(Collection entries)
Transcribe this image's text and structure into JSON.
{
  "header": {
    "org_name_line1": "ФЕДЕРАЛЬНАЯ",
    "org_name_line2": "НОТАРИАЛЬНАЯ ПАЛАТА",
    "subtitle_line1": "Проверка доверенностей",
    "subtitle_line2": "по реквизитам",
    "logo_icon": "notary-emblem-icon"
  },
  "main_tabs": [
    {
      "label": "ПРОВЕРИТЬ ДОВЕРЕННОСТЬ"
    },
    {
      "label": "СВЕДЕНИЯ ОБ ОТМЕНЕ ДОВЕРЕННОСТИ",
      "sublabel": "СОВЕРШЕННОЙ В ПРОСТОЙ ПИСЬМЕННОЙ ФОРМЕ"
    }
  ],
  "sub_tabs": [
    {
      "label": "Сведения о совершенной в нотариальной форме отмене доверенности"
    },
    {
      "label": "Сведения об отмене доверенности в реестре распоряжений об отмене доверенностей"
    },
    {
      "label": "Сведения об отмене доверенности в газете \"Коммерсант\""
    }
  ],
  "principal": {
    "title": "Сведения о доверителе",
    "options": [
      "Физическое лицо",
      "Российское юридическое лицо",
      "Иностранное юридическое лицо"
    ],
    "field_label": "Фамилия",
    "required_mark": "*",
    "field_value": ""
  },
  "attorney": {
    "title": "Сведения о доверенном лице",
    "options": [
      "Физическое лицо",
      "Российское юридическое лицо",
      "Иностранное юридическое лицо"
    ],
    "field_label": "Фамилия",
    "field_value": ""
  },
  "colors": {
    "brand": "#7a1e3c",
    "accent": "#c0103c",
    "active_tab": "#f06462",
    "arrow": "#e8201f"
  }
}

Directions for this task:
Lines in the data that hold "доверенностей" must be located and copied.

Response area:
    "subtitle_line1": "Проверка доверенностей",
      "label": "Сведения об отмене доверенности в реестре распоряжений об отмене доверенностей"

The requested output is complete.